I am sure Joseph as a young boy dreamed of being successful, getting married, being a father. I do not think the life he dreamed of was the one he received. I am sure that he had what some would perceive as “missed opportunities” in life. There was so much he had to give up, and he did it freely and joyfully. He put aside his wants to allow the great Glory of God to take place. Joseph is a reminder that even the small things we do, things that may seem insignificant to many, or are even unnoticed by everyone but God, can work for the salvation of the world through Jesus Christ. Joseph did small things that influenced the person of Jesus, and we in turn must take these lessons and teach them to others.
Saint Joseph was a man for others, something as a husband and a soon-to-be father I aspire to. Despite the little said about St. Joseph in the Gospels, we can find immense richness in his witness to the faith. Why is this? Because Joseph realized that he was not the one who was important; others were. He is a man for others. He loved Mary and Jesus above himself and his actions reflect that love. Joseph is a model for all Christians, choosing to walk in the Way of the Cross. He emptied himself of himself, in order to be filled with the love of the Father.
Joseph invites us to turn the ordinary into extraordinary. He is proof that God looks for everyday people to do his work. We need to follow his example humbly, courageously, and faithfully to fulfill our call as Christians.
Consider these lessons we learn from Saint Joseph as we enter into this Advent season. Let us not use this time idly, just waiting for celebrations, but let us prayerfully come to the Lord as Joseph and Mary did. Let us pray to Saint Joseph that he will inspire us to grow into the kind of follower of the Lord that he was.
About the author

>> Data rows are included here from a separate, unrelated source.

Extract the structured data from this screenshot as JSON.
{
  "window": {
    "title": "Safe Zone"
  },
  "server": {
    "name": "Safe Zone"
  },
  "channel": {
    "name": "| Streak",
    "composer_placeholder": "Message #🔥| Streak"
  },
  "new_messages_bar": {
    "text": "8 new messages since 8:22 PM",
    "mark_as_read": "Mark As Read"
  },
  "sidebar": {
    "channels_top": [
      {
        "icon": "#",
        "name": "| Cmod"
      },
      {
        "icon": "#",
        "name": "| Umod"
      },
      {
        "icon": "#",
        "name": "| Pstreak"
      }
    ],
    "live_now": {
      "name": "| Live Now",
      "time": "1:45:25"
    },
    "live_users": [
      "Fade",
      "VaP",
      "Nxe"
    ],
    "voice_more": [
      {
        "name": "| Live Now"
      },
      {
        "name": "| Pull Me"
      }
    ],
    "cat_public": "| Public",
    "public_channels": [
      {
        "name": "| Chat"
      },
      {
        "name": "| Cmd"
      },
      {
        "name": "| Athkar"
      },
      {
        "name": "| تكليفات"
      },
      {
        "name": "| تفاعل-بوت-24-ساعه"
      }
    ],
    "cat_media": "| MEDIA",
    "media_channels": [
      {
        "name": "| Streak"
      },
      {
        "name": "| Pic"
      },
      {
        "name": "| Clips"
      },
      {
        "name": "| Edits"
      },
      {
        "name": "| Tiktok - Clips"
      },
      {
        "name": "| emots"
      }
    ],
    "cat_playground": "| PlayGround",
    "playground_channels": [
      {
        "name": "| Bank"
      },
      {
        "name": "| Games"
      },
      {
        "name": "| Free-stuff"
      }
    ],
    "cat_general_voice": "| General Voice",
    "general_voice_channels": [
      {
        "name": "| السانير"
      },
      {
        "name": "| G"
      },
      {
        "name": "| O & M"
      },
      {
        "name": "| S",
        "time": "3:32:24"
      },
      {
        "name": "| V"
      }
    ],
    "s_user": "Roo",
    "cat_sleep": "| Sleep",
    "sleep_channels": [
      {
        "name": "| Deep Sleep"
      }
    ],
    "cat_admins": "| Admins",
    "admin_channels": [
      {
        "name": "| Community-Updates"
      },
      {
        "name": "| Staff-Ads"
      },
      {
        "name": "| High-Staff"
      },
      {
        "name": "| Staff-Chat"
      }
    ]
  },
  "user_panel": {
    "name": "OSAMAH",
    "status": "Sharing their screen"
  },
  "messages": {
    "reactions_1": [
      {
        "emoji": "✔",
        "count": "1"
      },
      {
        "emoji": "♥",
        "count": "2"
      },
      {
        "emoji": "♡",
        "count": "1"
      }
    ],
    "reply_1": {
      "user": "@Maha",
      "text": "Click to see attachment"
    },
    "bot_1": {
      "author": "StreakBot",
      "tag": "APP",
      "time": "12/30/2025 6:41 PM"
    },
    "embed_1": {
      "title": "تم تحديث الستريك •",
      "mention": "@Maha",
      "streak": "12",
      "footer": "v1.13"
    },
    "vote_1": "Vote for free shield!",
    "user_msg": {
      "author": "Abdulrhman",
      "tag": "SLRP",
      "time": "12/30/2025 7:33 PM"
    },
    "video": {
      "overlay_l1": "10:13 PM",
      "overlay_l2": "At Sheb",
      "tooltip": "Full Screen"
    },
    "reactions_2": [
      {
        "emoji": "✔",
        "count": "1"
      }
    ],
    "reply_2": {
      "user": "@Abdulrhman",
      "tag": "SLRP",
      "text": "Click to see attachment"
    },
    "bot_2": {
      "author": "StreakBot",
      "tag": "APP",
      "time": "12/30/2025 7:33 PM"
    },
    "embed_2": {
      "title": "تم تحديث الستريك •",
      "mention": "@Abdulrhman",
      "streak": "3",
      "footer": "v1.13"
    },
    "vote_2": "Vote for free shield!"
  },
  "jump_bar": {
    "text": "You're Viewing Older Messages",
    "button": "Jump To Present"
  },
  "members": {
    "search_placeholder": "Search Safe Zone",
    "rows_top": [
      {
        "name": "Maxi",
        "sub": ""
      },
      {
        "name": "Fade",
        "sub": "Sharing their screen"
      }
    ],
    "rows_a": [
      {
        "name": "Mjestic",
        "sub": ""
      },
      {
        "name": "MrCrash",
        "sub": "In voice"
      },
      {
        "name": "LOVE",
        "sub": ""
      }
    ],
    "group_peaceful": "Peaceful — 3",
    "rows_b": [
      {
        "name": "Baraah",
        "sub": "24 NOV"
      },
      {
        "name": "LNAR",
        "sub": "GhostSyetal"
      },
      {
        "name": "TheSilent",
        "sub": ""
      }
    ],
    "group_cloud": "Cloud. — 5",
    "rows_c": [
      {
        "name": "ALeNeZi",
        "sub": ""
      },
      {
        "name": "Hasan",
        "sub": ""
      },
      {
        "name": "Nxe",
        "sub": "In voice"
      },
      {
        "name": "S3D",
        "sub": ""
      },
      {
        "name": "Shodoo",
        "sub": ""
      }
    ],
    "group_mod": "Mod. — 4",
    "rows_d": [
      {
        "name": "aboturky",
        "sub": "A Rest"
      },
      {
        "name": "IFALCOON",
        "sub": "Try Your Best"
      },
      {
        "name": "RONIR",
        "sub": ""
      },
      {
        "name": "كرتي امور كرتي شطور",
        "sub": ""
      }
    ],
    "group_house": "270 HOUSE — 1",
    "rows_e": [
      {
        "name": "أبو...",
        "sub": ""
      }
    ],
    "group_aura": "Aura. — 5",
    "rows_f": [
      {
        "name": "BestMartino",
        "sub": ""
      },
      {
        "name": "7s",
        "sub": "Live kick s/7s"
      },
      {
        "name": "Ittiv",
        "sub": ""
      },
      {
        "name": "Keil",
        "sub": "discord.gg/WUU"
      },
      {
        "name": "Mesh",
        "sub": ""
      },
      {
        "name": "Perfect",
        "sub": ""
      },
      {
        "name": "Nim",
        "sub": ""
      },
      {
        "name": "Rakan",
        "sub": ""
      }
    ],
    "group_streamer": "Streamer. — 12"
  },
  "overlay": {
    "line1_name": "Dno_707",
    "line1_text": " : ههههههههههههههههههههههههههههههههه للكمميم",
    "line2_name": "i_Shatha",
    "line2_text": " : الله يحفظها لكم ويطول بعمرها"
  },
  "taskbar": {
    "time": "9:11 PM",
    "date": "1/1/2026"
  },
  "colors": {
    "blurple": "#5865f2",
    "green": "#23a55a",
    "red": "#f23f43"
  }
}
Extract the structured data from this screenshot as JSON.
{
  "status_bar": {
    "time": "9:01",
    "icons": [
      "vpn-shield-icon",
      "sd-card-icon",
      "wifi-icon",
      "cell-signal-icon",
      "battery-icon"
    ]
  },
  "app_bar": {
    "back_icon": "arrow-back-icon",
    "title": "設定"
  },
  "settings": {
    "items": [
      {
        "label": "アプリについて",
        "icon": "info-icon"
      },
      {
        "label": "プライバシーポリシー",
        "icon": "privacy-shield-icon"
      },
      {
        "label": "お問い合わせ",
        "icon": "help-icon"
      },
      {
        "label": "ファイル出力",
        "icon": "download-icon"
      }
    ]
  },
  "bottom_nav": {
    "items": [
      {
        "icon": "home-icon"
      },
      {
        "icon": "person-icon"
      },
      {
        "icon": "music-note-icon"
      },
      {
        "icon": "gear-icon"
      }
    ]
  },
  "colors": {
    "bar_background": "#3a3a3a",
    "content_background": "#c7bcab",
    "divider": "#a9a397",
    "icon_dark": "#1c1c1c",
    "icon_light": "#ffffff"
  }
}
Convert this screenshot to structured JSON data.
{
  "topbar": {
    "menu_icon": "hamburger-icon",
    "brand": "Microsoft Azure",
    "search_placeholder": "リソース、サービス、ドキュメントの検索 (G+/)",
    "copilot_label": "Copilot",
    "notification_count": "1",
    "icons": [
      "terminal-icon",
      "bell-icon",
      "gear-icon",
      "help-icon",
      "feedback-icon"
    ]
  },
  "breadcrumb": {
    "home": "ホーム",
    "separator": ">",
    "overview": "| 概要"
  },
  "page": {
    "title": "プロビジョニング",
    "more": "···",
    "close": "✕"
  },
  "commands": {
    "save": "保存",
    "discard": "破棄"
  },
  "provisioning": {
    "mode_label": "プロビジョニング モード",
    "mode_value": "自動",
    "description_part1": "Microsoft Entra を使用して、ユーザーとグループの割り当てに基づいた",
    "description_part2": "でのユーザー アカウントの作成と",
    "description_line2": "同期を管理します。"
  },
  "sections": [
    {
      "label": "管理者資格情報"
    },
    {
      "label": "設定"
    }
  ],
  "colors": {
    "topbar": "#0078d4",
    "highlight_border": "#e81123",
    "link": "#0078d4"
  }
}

Paul Morisi is the Coordinator for Adolescent and Young Adult Faith Formation for the Diocese of Brooklyn. He and his wife Alison are expecting their first child in May 2017. See also: “A Vatican Valentine’s Experience” by Paul Morisi and Alison Laird, and “Pope Francis Meets Newlyweds From the Diocese of Brooklyn” by Paul Morisi.